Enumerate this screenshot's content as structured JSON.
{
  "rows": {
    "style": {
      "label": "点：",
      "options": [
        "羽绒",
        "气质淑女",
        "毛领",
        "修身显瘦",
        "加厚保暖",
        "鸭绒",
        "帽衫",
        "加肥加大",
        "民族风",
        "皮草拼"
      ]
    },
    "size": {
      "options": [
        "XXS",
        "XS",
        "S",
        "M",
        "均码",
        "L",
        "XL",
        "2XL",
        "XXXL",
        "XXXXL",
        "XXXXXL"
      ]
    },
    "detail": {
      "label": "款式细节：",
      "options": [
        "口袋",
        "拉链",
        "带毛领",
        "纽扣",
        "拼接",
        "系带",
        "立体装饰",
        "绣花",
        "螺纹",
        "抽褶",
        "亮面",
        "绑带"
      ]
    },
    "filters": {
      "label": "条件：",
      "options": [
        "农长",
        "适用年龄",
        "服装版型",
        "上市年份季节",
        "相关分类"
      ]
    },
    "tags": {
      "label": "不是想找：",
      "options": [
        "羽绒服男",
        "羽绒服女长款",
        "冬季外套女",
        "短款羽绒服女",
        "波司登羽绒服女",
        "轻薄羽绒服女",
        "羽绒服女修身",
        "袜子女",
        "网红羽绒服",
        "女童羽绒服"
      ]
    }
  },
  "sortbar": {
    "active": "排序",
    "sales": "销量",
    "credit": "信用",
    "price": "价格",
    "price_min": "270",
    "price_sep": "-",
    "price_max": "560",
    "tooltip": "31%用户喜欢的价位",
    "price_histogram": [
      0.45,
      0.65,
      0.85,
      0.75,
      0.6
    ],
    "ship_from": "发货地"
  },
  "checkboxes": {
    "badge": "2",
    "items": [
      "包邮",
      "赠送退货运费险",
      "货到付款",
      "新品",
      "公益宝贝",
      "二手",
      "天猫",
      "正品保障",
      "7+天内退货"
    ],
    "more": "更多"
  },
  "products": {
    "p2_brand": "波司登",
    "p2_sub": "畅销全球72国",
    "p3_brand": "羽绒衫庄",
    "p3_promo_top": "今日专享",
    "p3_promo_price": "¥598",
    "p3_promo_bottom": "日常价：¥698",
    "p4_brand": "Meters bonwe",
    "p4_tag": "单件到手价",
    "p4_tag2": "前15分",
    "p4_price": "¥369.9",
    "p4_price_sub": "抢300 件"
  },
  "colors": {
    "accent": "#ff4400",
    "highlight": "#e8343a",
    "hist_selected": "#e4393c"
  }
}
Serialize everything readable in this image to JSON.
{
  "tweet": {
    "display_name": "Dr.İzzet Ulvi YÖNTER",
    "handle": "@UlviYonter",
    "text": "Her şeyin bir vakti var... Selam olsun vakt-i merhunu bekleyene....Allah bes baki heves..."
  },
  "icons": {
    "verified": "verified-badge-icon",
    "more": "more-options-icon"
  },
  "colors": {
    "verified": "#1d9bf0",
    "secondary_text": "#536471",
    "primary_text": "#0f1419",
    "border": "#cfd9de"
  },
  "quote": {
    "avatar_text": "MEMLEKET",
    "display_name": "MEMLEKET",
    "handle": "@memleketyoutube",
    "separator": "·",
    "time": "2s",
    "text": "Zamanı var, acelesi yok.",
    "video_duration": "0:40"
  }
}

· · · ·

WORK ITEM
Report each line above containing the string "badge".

RESPONSE TO THE EXERCISE
    "badge": "2",
    "verified": "verified-badge-icon",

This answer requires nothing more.